Bear barrels are tubs to store food in that lock and are bear-proof. They are to be stashed 100 yards downwind of your camp spot. If you don’t own one and aren’t in the market to buy one, you can typically rent a bear canister for a small fee from your local REI or many local outdoor retail stores!
As for other gear, I like to always bring a rainfly for my backpack in case a storm comes by. The rainfly will ensure all of my gear, like my clothes and sleeping bag, stay dry – even if I have to hike in the rain. I also like to use trekking poles to help distribute the weight of the heavy pack.
A few other items we like to bring backpacking are our Jetboil for cooking, a Sea to Summit drylite towel for after the hot spring, our Nemo sleeping bags for chilly nights, and a lightweight, inflatable sleeping pad. Kolby and I live in Grand Lake, and Jayme and her husband Mike live in Denver, so we had a bit of a drive to get to the Maroon Bells-Snowmass Wilderness area.
To ensure we got a good night’s sleep before our trip, we drove up the day prior to our permit day so we could camp right outside of Aspen and wake up well-rested and close to the trail.
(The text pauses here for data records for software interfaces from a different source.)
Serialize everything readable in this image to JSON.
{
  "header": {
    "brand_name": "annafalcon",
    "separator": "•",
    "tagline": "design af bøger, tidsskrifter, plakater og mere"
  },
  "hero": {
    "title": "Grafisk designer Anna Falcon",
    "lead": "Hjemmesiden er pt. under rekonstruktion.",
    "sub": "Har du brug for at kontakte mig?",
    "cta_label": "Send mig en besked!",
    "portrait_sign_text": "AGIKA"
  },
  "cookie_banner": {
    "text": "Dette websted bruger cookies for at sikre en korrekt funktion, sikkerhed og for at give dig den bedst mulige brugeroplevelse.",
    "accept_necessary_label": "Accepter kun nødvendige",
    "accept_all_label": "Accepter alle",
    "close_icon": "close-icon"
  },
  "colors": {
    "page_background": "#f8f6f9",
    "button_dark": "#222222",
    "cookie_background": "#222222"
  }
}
We all love to camp and to be immersed in nature, so we chose to camp instead of finding a hotel/Airbnb.
Hiking the Conundrum Hot Springs Trail
The trail is called Conundrum Hot Springs Trail, and is about 18 miles out and back. You gain 2,800 feet in elevation over the trail, so it isn’t as taxing as some other hikes in the area, but it does become quite challenging with a backpacking pack. This trail would be best for experienced hikers. Even though it’s challenging, the hike is beyond worth it.
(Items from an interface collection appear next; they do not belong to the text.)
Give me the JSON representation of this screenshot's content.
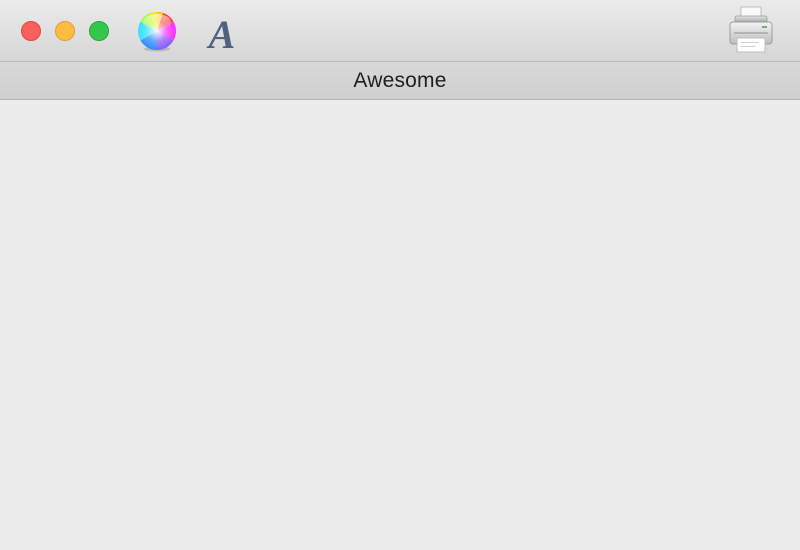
{
  "window": {
    "title": "Awesome"
  },
  "traffic_lights": {
    "close_color": "#fc605c",
    "minimize_color": "#fdbc40",
    "zoom_color": "#34c84a"
  },
  "toolbar": {
    "items": [
      {
        "icon": "color-wheel-icon"
      },
      {
        "icon": "font-icon",
        "glyph": "A"
      },
      {
        "icon": "printer-icon"
      }
    ]
  }
}
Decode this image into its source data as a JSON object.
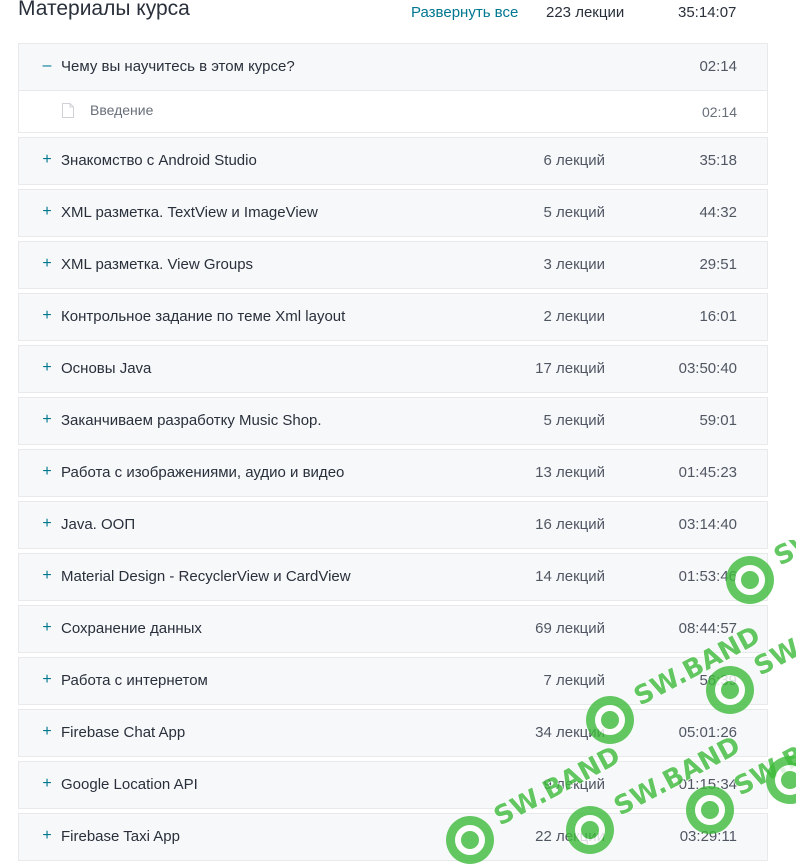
{
  "header": {
    "title": "Материалы курса",
    "expand_all": "Развернуть все",
    "total_lectures": "223 лекции",
    "total_time": "35:14:07"
  },
  "open_section": {
    "toggle": "–",
    "title": "Чему вы научитесь в этом курсе?",
    "time": "02:14",
    "lectures": [
      {
        "icon": "document-icon",
        "title": "Введение",
        "time": "02:14"
      }
    ]
  },
  "sections": [
    {
      "toggle": "+",
      "title": "Знакомство с Android Studio",
      "count": "6 лекций",
      "time": "35:18"
    },
    {
      "toggle": "+",
      "title": "XML разметка. TextView и ImageView",
      "count": "5 лекций",
      "time": "44:32"
    },
    {
      "toggle": "+",
      "title": "XML разметка. View Groups",
      "count": "3 лекции",
      "time": "29:51"
    },
    {
      "toggle": "+",
      "title": "Контрольное задание по теме Xml layout",
      "count": "2 лекции",
      "time": "16:01"
    },
    {
      "toggle": "+",
      "title": "Основы Java",
      "count": "17 лекций",
      "time": "03:50:40"
    },
    {
      "toggle": "+",
      "title": "Заканчиваем разработку Music Shop.",
      "count": "5 лекций",
      "time": "59:01"
    },
    {
      "toggle": "+",
      "title": "Работа с изображениями, аудио и видео",
      "count": "13 лекций",
      "time": "01:45:23"
    },
    {
      "toggle": "+",
      "title": "Java. ООП",
      "count": "16 лекций",
      "time": "03:14:40"
    },
    {
      "toggle": "+",
      "title": "Material Design - RecyclerView и CardView",
      "count": "14 лекций",
      "time": "01:53:46"
    },
    {
      "toggle": "+",
      "title": "Сохранение данных",
      "count": "69 лекций",
      "time": "08:44:57"
    },
    {
      "toggle": "+",
      "title": "Работа с интернетом",
      "count": "7 лекций",
      "time": "56:39"
    },
    {
      "toggle": "+",
      "title": "Firebase Chat App",
      "count": "34 лекции",
      "time": "05:01:26"
    },
    {
      "toggle": "+",
      "title": "Google Location API",
      "count": "9 лекций",
      "time": "01:15:34"
    },
    {
      "toggle": "+",
      "title": "Firebase Taxi App",
      "count": "22 лекции",
      "time": "03:29:11"
    }
  ],
  "watermark": {
    "text": "SW.BAND",
    "logo_letter": "S",
    "color": "#3dbb3a"
  }
}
Huge Aspen trees line the hike for a majority of the way up as you follow Conundrum Creek winding through open valleys and patches of thick forest. The trail has miles of open valleys without shade, so be prepared to apply plenty of sunscreen throughout your hike. As you wind through the open valleys, you get breathtaking views of the surrounding peaks.
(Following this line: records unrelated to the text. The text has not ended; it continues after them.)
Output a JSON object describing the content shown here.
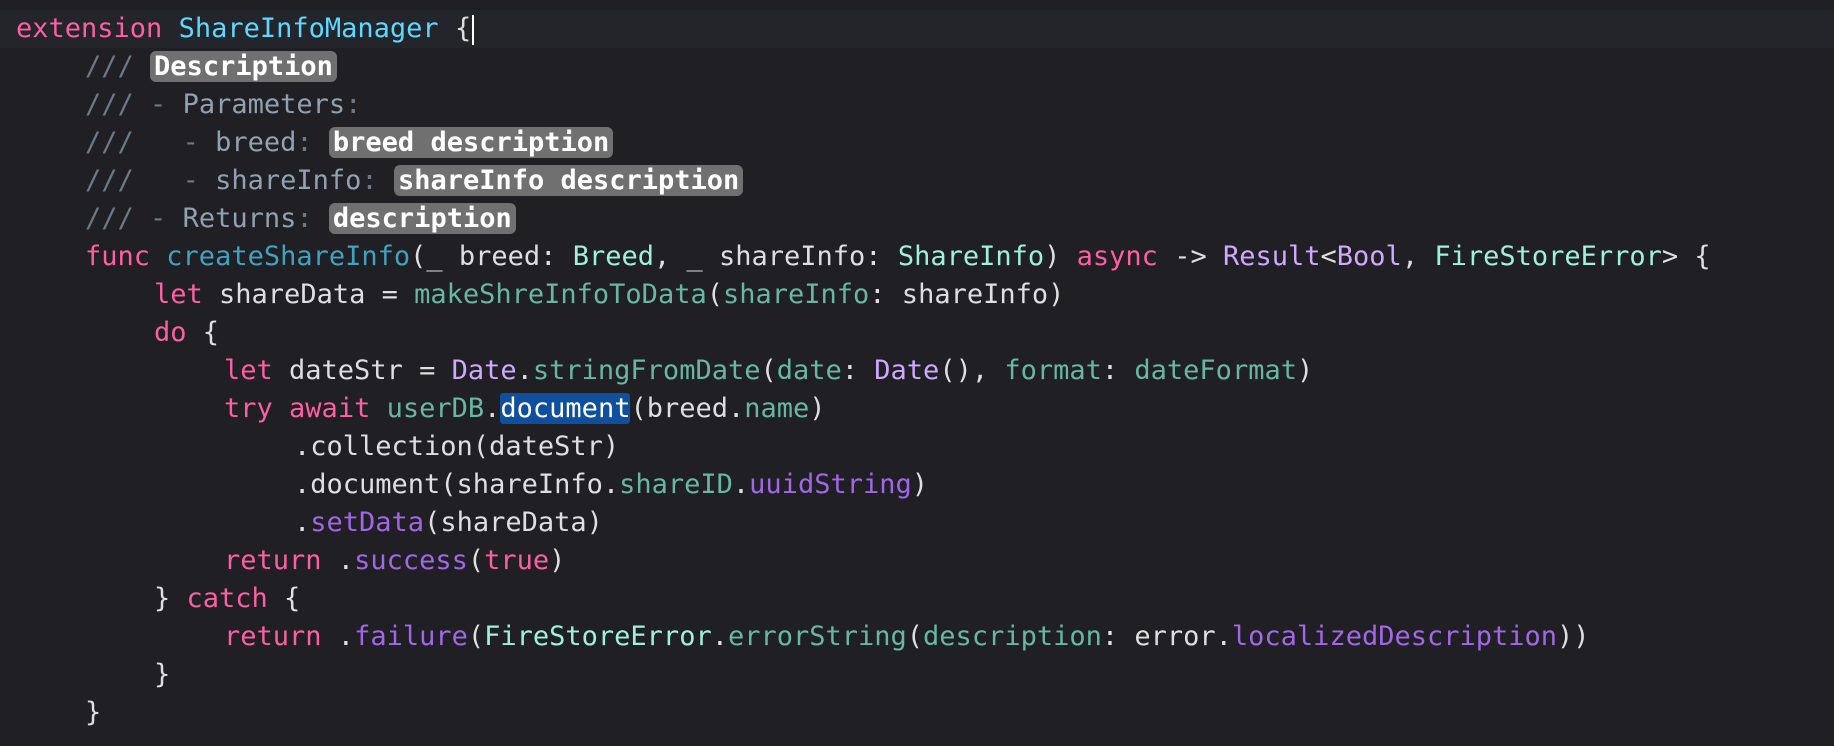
{
  "code": {
    "l1": {
      "kw": "extension",
      "type": "ShareInfoManager",
      "brace": "{"
    },
    "l2": {
      "slashes": "///",
      "placeholder": "Description"
    },
    "l3": {
      "slashes": "///",
      "dash": "-",
      "label": "Parameters",
      "colon": ":"
    },
    "l4": {
      "slashes": "///",
      "dash": "-",
      "label": "breed",
      "colon": ":",
      "placeholder": "breed description"
    },
    "l5": {
      "slashes": "///",
      "dash": "-",
      "label": "shareInfo",
      "colon": ":",
      "placeholder": "shareInfo description"
    },
    "l6": {
      "slashes": "///",
      "dash": "-",
      "label": "Returns",
      "colon": ":",
      "placeholder": "description"
    },
    "l7": {
      "kw_func": "func",
      "name": "createShareInfo",
      "p1": "(_ breed: ",
      "t1": "Breed",
      "p2": ", _ shareInfo: ",
      "t2": "ShareInfo",
      "p3": ") ",
      "kw_async": "async",
      "arrow": " -> ",
      "t3": "Result",
      "lt": "<",
      "t4": "Bool",
      "comma": ", ",
      "t5": "FireStoreError",
      "gt": "> {"
    },
    "l8": {
      "kw": "let",
      "p1": " shareData = ",
      "fn": "makeShreInfoToData",
      "p2": "(",
      "arg": "shareInfo",
      "p3": ": shareInfo)"
    },
    "l9": {
      "kw": "do",
      "p1": " {"
    },
    "l10": {
      "kw": "let",
      "p1": " dateStr = ",
      "t1": "Date",
      "dot": ".",
      "fn": "stringFromDate",
      "p2": "(",
      "a1": "date",
      "p3": ": ",
      "t2": "Date",
      "p4": "(), ",
      "a2": "format",
      "p5": ": ",
      "v": "dateFormat",
      "p6": ")"
    },
    "l11": {
      "kw1": "try",
      "kw2": "await",
      "v": "userDB",
      "dot": ".",
      "sel": "document",
      "p1": "(breed.",
      "prop": "name",
      "p2": ")"
    },
    "l12": {
      "text": ".collection(dateStr)"
    },
    "l13": {
      "p1": ".document(shareInfo.",
      "prop1": "shareID",
      "dot": ".",
      "prop2": "uuidString",
      "p2": ")"
    },
    "l14": {
      "dot": ".",
      "fn": "setData",
      "p1": "(shareData)"
    },
    "l15": {
      "kw": "return",
      "p1": " .",
      "fn": "success",
      "p2": "(",
      "lit": "true",
      "p3": ")"
    },
    "l16": {
      "p1": "} ",
      "kw": "catch",
      "p2": " {"
    },
    "l17": {
      "kw": "return",
      "p1": " .",
      "fn": "failure",
      "p2": "(",
      "t1": "FireStoreError",
      "dot": ".",
      "fn2": "errorString",
      "p3": "(",
      "a1": "description",
      "p4": ": error.",
      "prop": "localizedDescription",
      "p5": "))"
    },
    "l18": {
      "text": "}"
    },
    "l19": {
      "text": "}"
    }
  },
  "colors": {
    "background": "#1f1f24",
    "keyword": "#fc5fa3",
    "type": "#5dd8ff",
    "project_type": "#9ef1dd",
    "system_type": "#d0a8ff",
    "function": "#67b7a4",
    "system_member": "#a167e6",
    "comment": "#6c7986",
    "placeholder_bg": "#707070",
    "selection_bg": "#0f4f9e"
  }
}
Although most of the trail is in valleys without shade, you do get the chance to cool down! There are river crossings along the trail. Some of them have logs that you can use to cross, but others have rocks. One river crossing we did was deep – having water shoes to change into is a must!
We went in June, which means that the water was higher than it would be in the late summer or fall. The water came up past our knees and was a strong flow, and therefore our trekking poles made the crossing much easier. Although it was a challenge, it made the experience fun and more memorable. Plus we got to cool down after a long, hot few hours of hiking.
The hot springs are absolutely gorgeous. There is one mid-size pool and it looks down a valley with perfect sunset views. As you soak, you can marvel at the huge mountains sitting right next to you. It’s the most amazing soak spot that feels even better knowing you earned every minute of it!